the experiment, the result of the random experiment is known. An **outcome** is a result of a
random experiment. The set of all possible outcomes is called the **sample space**. Thus in
the context of a random experiment, the sample space is our *universal set*. Here are some
examples of random experiments and their sample spaces:

- Random experiment: toss a coin; sample space: $S=\{heads, tails\}$ or as we usually write it, $\{H,T\}$.
- Random experiment: roll a die; sample space: $S=\{1, 2, 3, 4, 5, 6\}$.
- Random experiment: observe the number of iPhones sold by an Apple store in Boston in $2015$; sample space: $S=\{0, 1, 2, 3, \cdots \}$.
- Random experiment: observe the number of goals in a soccer match; sample space: $S=\{0, 1, 2, 3, \cdots \}$.

When we repeat a random experiment several times, we call each one of them a **trial**. Thus, a trial
is a particular performance of a random experiment. In the example of tossing a coin, each trial will
result in either heads or tails. Note that the sample space is defined based on how you define your random
experiment. For example,

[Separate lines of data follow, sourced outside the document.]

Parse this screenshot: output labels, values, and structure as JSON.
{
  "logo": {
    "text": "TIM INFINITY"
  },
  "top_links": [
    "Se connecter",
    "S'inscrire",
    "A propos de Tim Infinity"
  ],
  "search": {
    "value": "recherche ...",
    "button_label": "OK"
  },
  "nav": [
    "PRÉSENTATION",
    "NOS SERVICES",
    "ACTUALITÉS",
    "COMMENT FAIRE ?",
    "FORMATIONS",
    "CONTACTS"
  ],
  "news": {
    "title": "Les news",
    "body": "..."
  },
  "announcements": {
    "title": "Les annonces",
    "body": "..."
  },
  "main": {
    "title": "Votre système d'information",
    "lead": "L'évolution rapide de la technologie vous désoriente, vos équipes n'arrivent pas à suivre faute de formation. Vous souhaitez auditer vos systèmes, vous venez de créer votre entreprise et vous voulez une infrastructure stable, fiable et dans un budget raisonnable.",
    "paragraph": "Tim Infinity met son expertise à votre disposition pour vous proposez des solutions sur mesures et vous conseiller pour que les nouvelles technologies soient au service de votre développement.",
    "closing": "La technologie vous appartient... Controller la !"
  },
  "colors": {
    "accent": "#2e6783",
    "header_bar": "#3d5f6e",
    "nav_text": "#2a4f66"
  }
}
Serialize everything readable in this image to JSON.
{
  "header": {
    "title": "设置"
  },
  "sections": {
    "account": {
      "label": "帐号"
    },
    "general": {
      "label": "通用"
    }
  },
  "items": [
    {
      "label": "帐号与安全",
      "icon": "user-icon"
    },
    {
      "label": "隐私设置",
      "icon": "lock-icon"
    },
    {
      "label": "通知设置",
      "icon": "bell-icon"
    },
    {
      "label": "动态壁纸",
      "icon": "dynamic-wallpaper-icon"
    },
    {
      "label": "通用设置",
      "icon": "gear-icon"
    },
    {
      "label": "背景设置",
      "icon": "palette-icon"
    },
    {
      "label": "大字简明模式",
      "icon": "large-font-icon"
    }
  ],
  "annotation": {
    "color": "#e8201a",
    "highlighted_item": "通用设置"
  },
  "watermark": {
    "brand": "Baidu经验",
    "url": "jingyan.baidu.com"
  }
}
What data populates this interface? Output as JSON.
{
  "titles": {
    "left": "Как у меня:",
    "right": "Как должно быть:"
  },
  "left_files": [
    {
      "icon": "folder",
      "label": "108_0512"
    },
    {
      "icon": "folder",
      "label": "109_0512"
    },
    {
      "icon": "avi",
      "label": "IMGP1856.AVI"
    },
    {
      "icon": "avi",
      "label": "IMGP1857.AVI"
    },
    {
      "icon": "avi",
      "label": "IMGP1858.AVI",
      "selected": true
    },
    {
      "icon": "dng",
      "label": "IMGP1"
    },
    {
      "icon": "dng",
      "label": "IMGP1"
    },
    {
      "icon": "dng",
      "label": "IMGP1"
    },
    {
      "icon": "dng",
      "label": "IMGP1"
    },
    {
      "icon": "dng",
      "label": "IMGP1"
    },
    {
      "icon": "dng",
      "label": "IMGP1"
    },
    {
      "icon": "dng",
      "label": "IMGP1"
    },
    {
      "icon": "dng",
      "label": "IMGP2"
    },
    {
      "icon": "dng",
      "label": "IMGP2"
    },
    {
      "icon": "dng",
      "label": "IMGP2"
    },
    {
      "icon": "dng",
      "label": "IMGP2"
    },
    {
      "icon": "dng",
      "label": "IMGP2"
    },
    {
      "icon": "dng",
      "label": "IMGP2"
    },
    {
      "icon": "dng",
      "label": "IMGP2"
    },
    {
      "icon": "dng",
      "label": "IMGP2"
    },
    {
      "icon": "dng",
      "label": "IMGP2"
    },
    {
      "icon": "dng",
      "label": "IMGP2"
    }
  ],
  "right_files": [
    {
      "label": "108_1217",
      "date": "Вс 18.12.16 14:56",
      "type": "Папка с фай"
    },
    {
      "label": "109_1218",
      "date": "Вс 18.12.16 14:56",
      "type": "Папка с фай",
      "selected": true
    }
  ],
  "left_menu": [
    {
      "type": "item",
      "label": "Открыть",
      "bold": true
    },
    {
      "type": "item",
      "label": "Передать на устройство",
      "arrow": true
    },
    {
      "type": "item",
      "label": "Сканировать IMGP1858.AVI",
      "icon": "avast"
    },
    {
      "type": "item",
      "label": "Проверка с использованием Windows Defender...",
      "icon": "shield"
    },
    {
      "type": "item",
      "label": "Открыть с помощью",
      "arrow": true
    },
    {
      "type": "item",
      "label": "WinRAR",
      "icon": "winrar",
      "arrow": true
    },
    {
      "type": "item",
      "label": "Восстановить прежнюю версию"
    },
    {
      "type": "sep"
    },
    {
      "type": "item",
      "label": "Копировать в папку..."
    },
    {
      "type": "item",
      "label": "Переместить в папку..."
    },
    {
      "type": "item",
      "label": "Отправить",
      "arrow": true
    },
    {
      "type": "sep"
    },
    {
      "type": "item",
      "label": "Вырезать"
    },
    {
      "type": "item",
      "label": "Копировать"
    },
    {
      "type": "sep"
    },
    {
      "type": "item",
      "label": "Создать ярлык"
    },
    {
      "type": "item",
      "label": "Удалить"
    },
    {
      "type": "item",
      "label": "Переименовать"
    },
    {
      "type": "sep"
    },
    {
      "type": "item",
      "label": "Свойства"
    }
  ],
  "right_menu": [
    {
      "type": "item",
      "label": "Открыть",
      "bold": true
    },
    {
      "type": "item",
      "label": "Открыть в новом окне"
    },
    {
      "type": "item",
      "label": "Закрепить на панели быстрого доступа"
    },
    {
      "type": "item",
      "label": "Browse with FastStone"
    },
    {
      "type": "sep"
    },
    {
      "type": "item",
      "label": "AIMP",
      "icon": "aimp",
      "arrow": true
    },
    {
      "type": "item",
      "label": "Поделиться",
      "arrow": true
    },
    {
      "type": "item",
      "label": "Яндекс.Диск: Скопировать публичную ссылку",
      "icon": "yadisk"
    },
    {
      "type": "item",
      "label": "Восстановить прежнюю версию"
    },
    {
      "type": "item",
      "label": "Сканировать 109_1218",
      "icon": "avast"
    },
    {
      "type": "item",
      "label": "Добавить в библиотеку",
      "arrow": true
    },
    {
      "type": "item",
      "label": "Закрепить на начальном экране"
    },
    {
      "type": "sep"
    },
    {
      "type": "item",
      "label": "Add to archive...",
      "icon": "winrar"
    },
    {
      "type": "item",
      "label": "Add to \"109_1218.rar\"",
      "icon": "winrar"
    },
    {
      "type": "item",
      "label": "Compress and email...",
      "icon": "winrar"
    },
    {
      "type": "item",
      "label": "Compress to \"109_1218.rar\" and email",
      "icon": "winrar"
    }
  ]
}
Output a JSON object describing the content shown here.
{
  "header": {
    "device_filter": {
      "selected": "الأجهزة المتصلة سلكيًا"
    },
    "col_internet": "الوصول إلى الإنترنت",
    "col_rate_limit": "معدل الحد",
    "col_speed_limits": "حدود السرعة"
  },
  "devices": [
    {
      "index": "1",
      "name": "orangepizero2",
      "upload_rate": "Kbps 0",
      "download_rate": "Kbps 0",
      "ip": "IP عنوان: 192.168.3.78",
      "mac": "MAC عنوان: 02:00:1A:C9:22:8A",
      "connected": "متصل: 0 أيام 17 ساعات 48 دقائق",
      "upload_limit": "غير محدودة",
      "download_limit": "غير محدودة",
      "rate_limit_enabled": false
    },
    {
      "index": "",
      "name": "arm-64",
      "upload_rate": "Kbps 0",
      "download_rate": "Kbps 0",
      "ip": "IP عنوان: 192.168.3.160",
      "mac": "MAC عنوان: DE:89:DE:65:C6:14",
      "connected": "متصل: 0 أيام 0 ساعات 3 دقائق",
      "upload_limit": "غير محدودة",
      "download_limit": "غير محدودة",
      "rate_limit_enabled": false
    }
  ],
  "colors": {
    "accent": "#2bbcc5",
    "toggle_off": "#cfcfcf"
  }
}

Example

We toss a coin three times and observe the sequence of heads/tails. The sample space here may be defined as
$$S = \{(H,H,H), (H,H,T), (H,T,H), (T,H,H), (H,T,T),(T,H,T),(T,T,H),(T,T,T)\}.$$

Our goal is to assign probability to certain **events**. For example, suppose that we would like
to know the probability that the outcome of rolling a fair die is an even number. In this case, our event
is the set $E=\{2, 4, 6\}$. If the result of our random experiment belongs to the set $E$, we say that
the event $E$ has occurred. Thus an event is a collection of possible outcomes. In other words, an event
is a subset of the sample space to which we assign a probability. Although we have not yet discussed how
to find the probability of an event, you might be able to guess that the probability of $\{2, 4, 6 \}$ is
$50$ percent which is the same as $\frac{1}{2}$ in the probability theory convention.

Outcome: A result of a random experiment.

Sample Space: The set of all possible outcomes.

Event: A subset of the sample space.

*Union and Intersection:* If $A$ and $B$ are events, then $A \cup B$ and $A \cap B$ are also events.
By remembering the definition of union and intersection, we observe that $A \cup B$ occurs if $A$ __or__ $B$
occur. Similarly, $A \cap B$ occurs if both $A$ __and__ $B$ occur. Similarly, if $A_1, A_2,\cdots, A_n$ are
events, then the event $A_1 \cup A_2 \cup A_3 \cdots \cup A_n$ occurs if __at least__ one of
$A_1, A_2,\cdots, A_n$ occurs. The event $A_1 \cap A_2 \cap A_3 \cdots \cap A_n$ occurs if
__all of__ $A_1, A_2,\cdots, A_n$ occur. It can be helpful to remember that the key words "or" and "at least"
correspond to unions and the key words "and" and "all of" correspond to intersections.